» Problem
If a line includes the word "your", it belongs in the count; state the total for the data below and add nothing.

── Excerpted data ──

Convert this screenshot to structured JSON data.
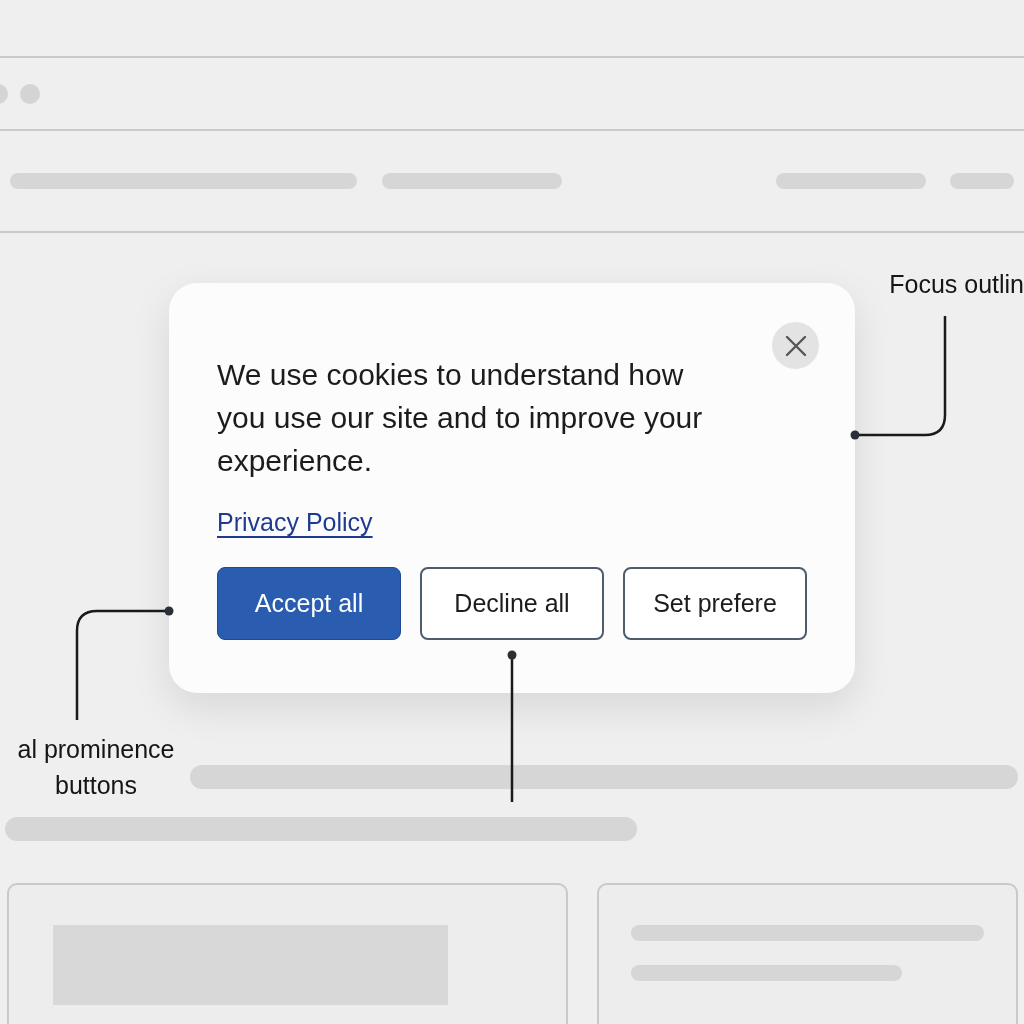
{
  "dialog": {
    "message": "We use cookies to understand how you use our site and to improve your experience.",
    "link": "Privacy Policy",
    "buttons": [
      {
        "label": "Accept all",
        "kind": "primary"
      },
      {
        "label": "Decline all",
        "kind": "secondary"
      },
      {
        "label": "Set prefere",
        "kind": "secondary"
      }
    ]
  },
  "annotations": [
    {
      "text": "Focus outlin"
    },
    {
      "text": "al prominence buttons"
    }
  ]
}
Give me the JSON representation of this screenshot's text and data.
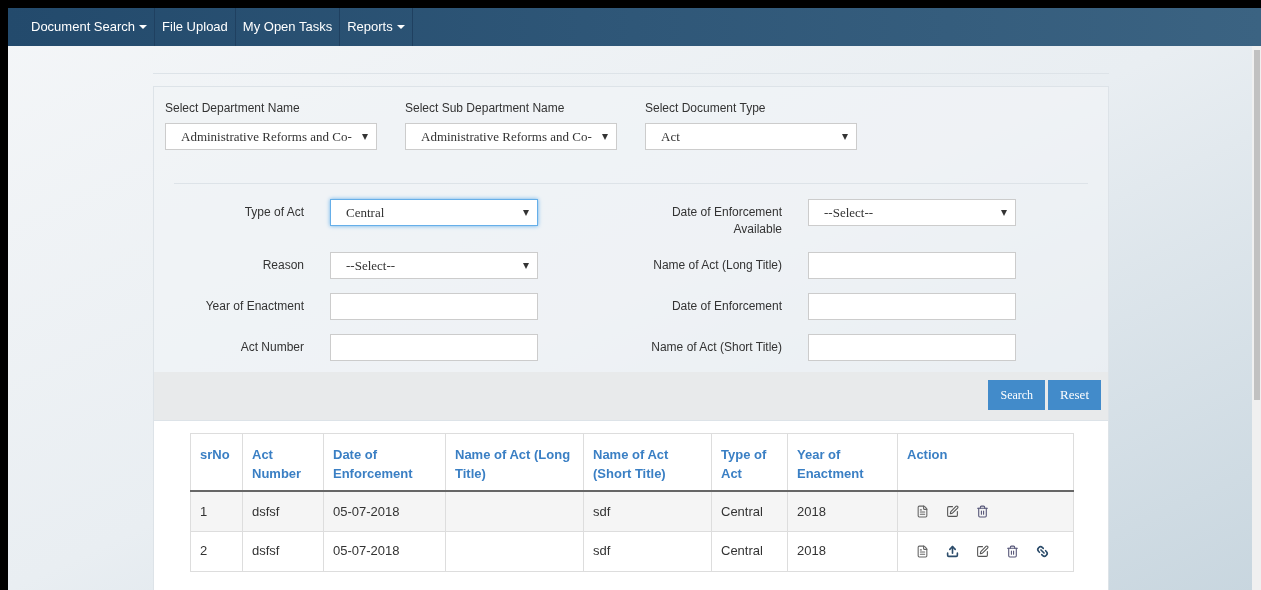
{
  "nav": [
    {
      "label": "Document Search",
      "dropdown": true
    },
    {
      "label": "File Upload",
      "dropdown": false
    },
    {
      "label": "My Open Tasks",
      "dropdown": false
    },
    {
      "label": "Reports",
      "dropdown": true
    }
  ],
  "top_filters": [
    {
      "label": "Select Department Name",
      "value": "Administrative Reforms and Co-"
    },
    {
      "label": "Select Sub Department Name",
      "value": "Administrative Reforms and Co-"
    },
    {
      "label": "Select Document Type",
      "value": "Act"
    }
  ],
  "left_fields": [
    {
      "label": "Type of Act",
      "kind": "select",
      "value": "Central",
      "focused": true
    },
    {
      "label": "Reason",
      "kind": "select",
      "value": "--Select--",
      "focused": false
    },
    {
      "label": "Year of Enactment",
      "kind": "text",
      "focused": false
    },
    {
      "label": "Act Number",
      "kind": "text",
      "focused": false
    }
  ],
  "right_fields": [
    {
      "label": "Date of Enforcement Available",
      "kind": "select",
      "value": "--Select--",
      "focused": false
    },
    {
      "label": "Name of Act (Long Title)",
      "kind": "text",
      "focused": false
    },
    {
      "label": "Date of Enforcement",
      "kind": "text",
      "focused": false
    },
    {
      "label": "Name of Act (Short Title)",
      "kind": "text",
      "focused": false
    }
  ],
  "buttons": [
    "Search",
    "Reset"
  ],
  "table": {
    "columns": [
      "srNo",
      "Act Number",
      "Date of Enforcement",
      "Name of Act (Long Title)",
      "Name of Act (Short Title)",
      "Type of Act",
      "Year of Enactment",
      "Action"
    ],
    "rows": [
      {
        "cells": [
          "1",
          "dsfsf",
          "05-07-2018",
          null,
          "sdf",
          "Central",
          "2018"
        ],
        "actions": [
          {
            "kind": "view"
          },
          {
            "kind": "edit"
          },
          {
            "kind": "delete"
          }
        ]
      },
      {
        "cells": [
          "2",
          "dsfsf",
          "05-07-2018",
          null,
          "sdf",
          "Central",
          "2018"
        ],
        "actions": [
          {
            "kind": "view"
          },
          {
            "kind": "upload"
          },
          {
            "kind": "edit"
          },
          {
            "kind": "delete"
          },
          {
            "kind": "link"
          }
        ]
      }
    ]
  }
}
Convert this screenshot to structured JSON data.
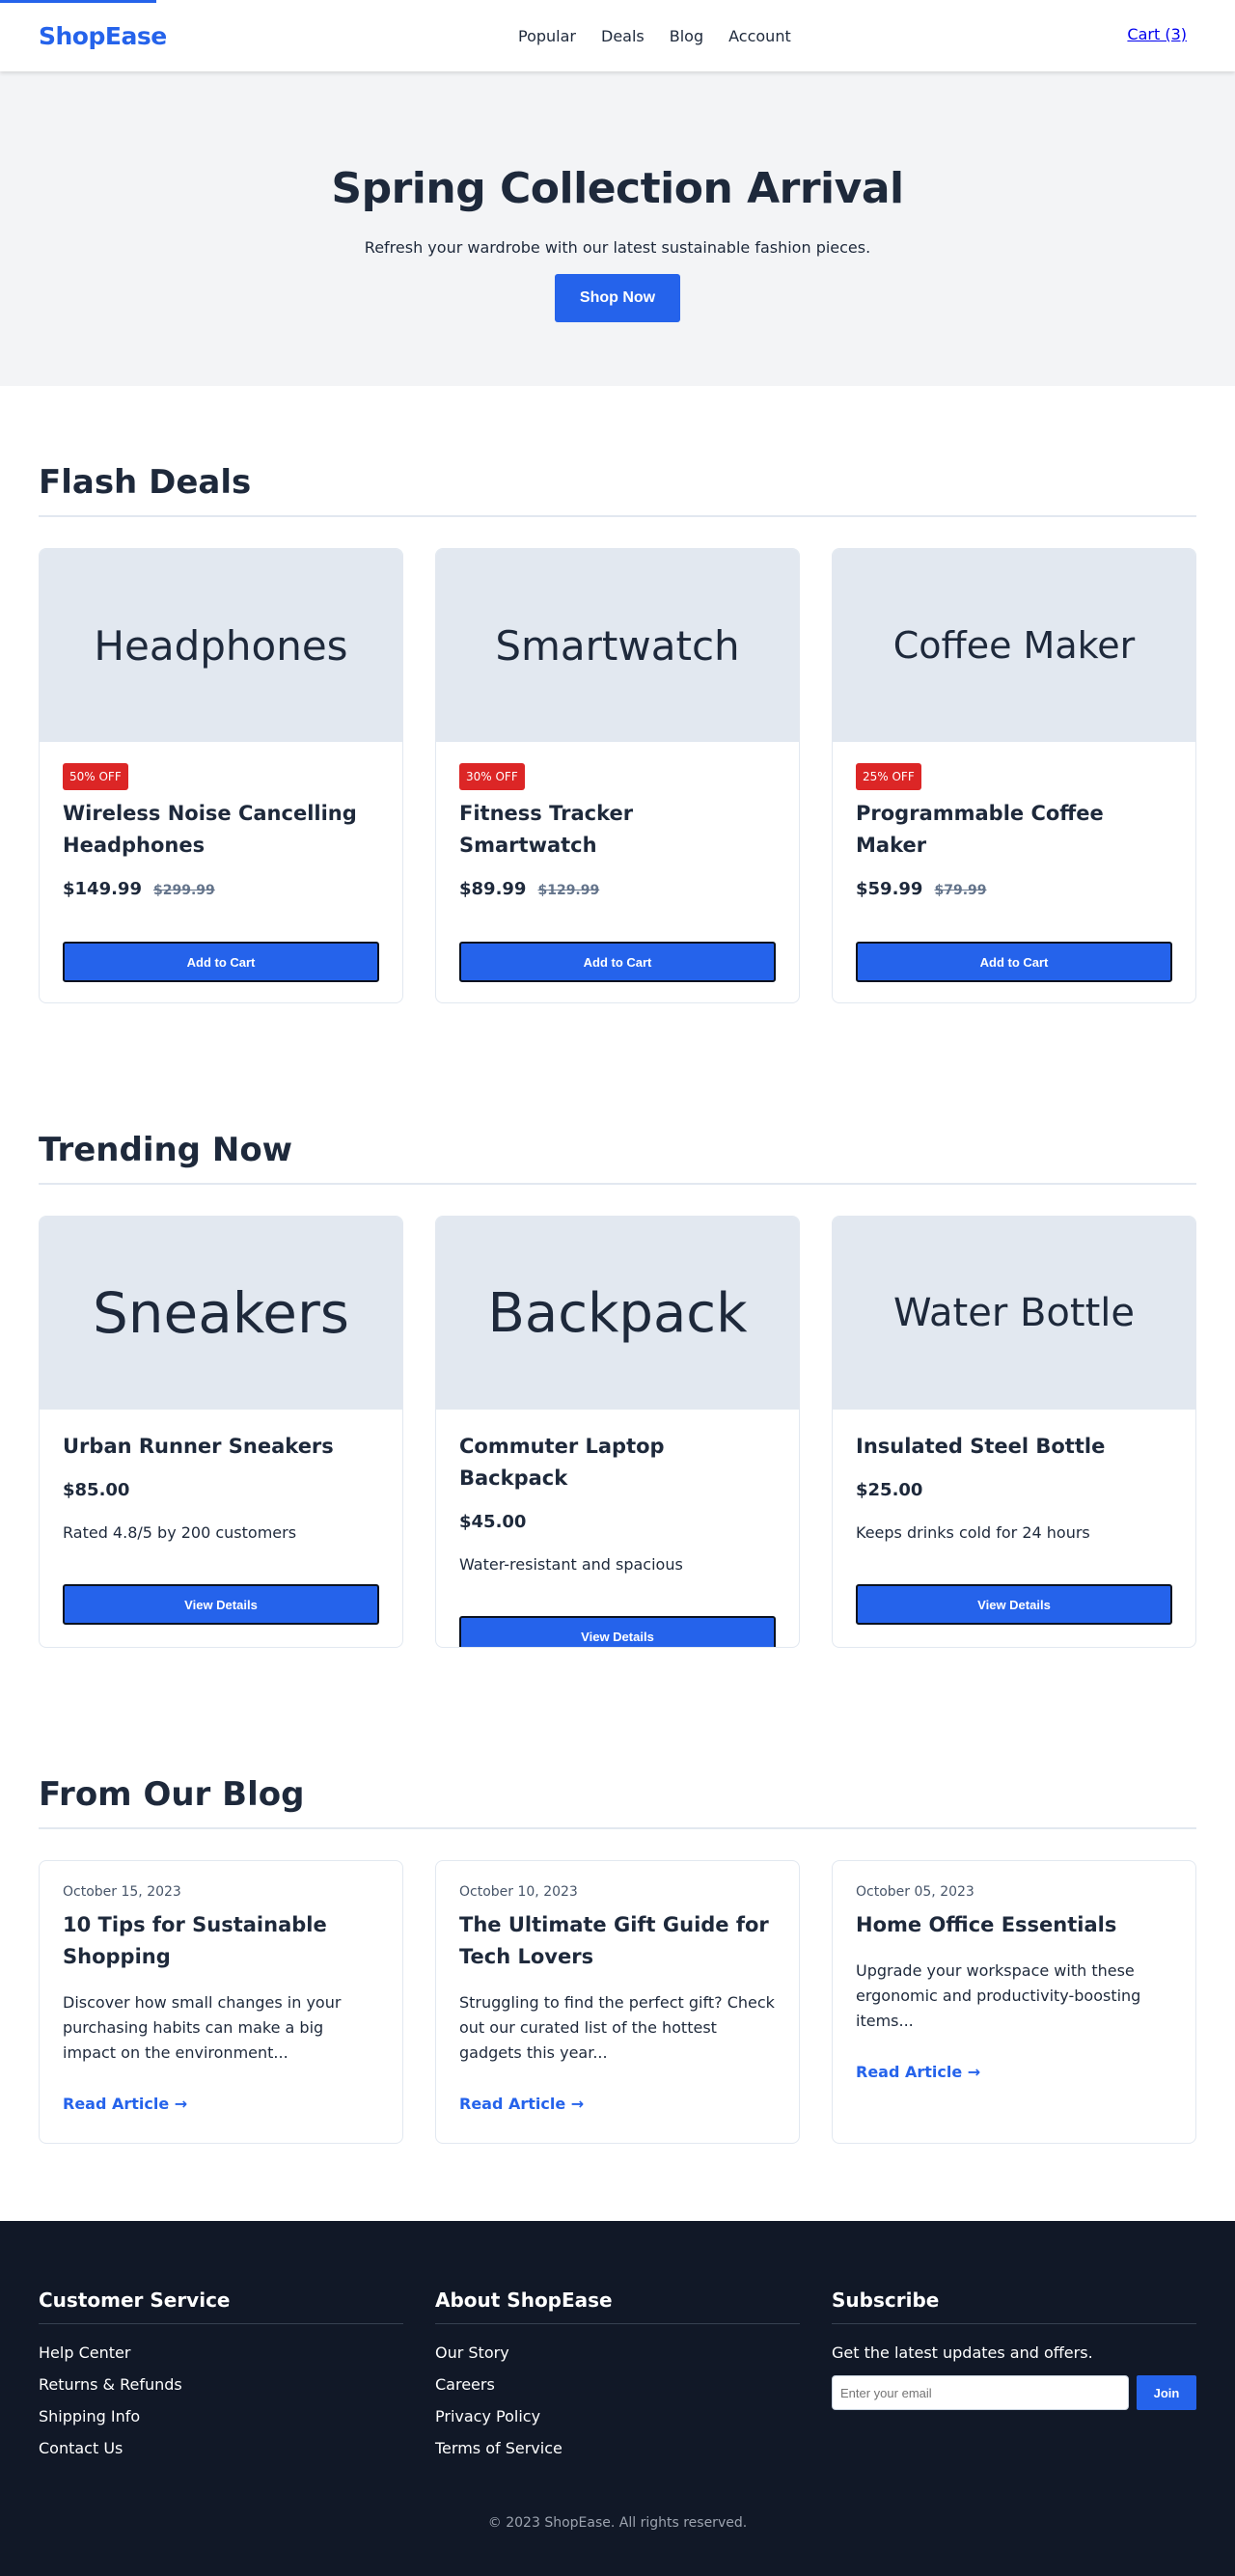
{
  "header": {
    "logo": "ShopEase",
    "nav": [
      "Popular",
      "Deals",
      "Blog",
      "Account"
    ],
    "cart": "Cart (3)"
  },
  "hero": {
    "title": "Spring Collection Arrival",
    "subtitle": "Refresh your wardrobe with our latest sustainable fashion pieces.",
    "cta": "Shop Now"
  },
  "flash": {
    "title": "Flash Deals",
    "items": [
      {
        "image": "Headphones",
        "badge": "50% OFF",
        "title": "Wireless Noise Cancelling Headphones",
        "price": "$149.99",
        "old_price": "$299.99",
        "cta": "Add to Cart"
      },
      {
        "image": "Smartwatch",
        "badge": "30% OFF",
        "title": "Fitness Tracker Smartwatch",
        "price": "$89.99",
        "old_price": "$129.99",
        "cta": "Add to Cart"
      },
      {
        "image": "Coffee Maker",
        "badge": "25% OFF",
        "title": "Programmable Coffee Maker",
        "price": "$59.99",
        "old_price": "$79.99",
        "cta": "Add to Cart"
      }
    ]
  },
  "trending": {
    "title": "Trending Now",
    "items": [
      {
        "image": "Sneakers",
        "title": "Urban Runner Sneakers",
        "price": "$85.00",
        "desc": "Rated 4.8/5 by 200 customers",
        "cta": "View Details"
      },
      {
        "image": "Backpack",
        "title": "Commuter Laptop Backpack",
        "price": "$45.00",
        "desc": "Water-resistant and spacious",
        "cta": "View Details"
      },
      {
        "image": "Water Bottle",
        "title": "Insulated Steel Bottle",
        "price": "$25.00",
        "desc": "Keeps drinks cold for 24 hours",
        "cta": "View Details"
      }
    ]
  },
  "blog": {
    "title": "From Our Blog",
    "posts": [
      {
        "date": "October 15, 2023",
        "title": "10 Tips for Sustainable Shopping",
        "excerpt": "Discover how small changes in your purchasing habits can make a big impact on the environment...",
        "link": "Read Article →"
      },
      {
        "date": "October 10, 2023",
        "title": "The Ultimate Gift Guide for Tech Lovers",
        "excerpt": "Struggling to find the perfect gift? Check out our curated list of the hottest gadgets this year...",
        "link": "Read Article →"
      },
      {
        "date": "October 05, 2023",
        "title": "Home Office Essentials",
        "excerpt": "Upgrade your workspace with these ergonomic and productivity-boosting items...",
        "link": "Read Article →"
      }
    ]
  },
  "footer": {
    "customer_service": {
      "title": "Customer Service",
      "links": [
        "Help Center",
        "Returns & Refunds",
        "Shipping Info",
        "Contact Us"
      ]
    },
    "about": {
      "title": "About ShopEase",
      "links": [
        "Our Story",
        "Careers",
        "Privacy Policy",
        "Terms of Service"
      ]
    },
    "subscribe": {
      "title": "Subscribe",
      "text": "Get the latest updates and offers.",
      "placeholder": "Enter your email",
      "button": "Join"
    },
    "copyright": "© 2023 ShopEase. All rights reserved."
  },
  "colors": {
    "accent": "#2563eb",
    "badge": "#dc2626",
    "footer_bg": "#111827"
  }
}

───

» Task result
5